- _What you will do_: Please return every line of the records below that holds the word "types".

- _Given records_:
------------------------------------------------------------

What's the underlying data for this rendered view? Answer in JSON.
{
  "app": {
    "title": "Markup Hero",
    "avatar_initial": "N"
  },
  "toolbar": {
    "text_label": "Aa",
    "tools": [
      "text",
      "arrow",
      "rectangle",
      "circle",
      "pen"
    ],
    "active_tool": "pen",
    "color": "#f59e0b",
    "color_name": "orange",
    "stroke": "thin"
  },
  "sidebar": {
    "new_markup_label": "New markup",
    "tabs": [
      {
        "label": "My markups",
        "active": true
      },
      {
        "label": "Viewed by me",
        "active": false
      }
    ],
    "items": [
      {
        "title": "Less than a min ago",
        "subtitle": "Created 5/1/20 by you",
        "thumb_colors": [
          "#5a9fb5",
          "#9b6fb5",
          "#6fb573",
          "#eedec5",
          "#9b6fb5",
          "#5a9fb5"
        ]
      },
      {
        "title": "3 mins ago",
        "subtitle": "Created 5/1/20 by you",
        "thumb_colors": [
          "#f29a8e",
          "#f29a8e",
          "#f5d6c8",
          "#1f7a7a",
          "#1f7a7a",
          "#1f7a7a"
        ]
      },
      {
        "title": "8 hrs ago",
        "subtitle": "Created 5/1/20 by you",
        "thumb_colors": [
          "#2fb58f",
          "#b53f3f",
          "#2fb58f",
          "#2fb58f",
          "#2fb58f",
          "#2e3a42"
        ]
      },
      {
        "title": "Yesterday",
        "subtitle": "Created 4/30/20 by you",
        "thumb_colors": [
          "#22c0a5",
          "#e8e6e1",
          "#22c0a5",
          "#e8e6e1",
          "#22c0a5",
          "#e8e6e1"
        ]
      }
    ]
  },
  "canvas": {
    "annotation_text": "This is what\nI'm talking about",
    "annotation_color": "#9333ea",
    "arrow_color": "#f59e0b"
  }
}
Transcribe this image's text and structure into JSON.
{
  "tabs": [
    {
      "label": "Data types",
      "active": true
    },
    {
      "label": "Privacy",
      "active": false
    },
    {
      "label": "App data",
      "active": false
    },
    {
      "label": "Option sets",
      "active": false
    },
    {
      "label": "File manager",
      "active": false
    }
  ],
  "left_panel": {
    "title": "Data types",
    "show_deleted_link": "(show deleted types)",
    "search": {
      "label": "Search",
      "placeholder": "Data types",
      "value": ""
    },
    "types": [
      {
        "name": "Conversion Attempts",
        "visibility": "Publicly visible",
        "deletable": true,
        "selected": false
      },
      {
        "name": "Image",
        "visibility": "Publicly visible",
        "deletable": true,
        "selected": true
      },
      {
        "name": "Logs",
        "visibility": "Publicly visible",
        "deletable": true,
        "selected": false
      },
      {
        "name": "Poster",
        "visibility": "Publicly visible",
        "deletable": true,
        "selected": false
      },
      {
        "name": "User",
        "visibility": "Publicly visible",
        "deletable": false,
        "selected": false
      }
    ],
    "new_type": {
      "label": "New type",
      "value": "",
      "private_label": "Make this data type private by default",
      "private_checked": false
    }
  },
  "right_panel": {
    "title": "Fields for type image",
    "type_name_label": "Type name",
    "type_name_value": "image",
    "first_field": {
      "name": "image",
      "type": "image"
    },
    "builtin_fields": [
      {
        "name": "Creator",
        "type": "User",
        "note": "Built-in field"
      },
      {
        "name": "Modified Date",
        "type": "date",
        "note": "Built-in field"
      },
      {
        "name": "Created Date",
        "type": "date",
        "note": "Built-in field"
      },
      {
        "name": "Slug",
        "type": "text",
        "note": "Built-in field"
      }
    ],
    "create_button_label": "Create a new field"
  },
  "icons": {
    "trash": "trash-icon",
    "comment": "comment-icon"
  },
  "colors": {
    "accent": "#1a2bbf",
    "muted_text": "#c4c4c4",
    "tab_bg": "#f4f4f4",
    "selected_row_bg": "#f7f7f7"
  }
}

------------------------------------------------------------

- _Output of the exercise_:
      "label": "Data types",
    "title": "Data types",
    "show_deleted_link": "(show deleted types)",
      "placeholder": "Data types",
    "types": [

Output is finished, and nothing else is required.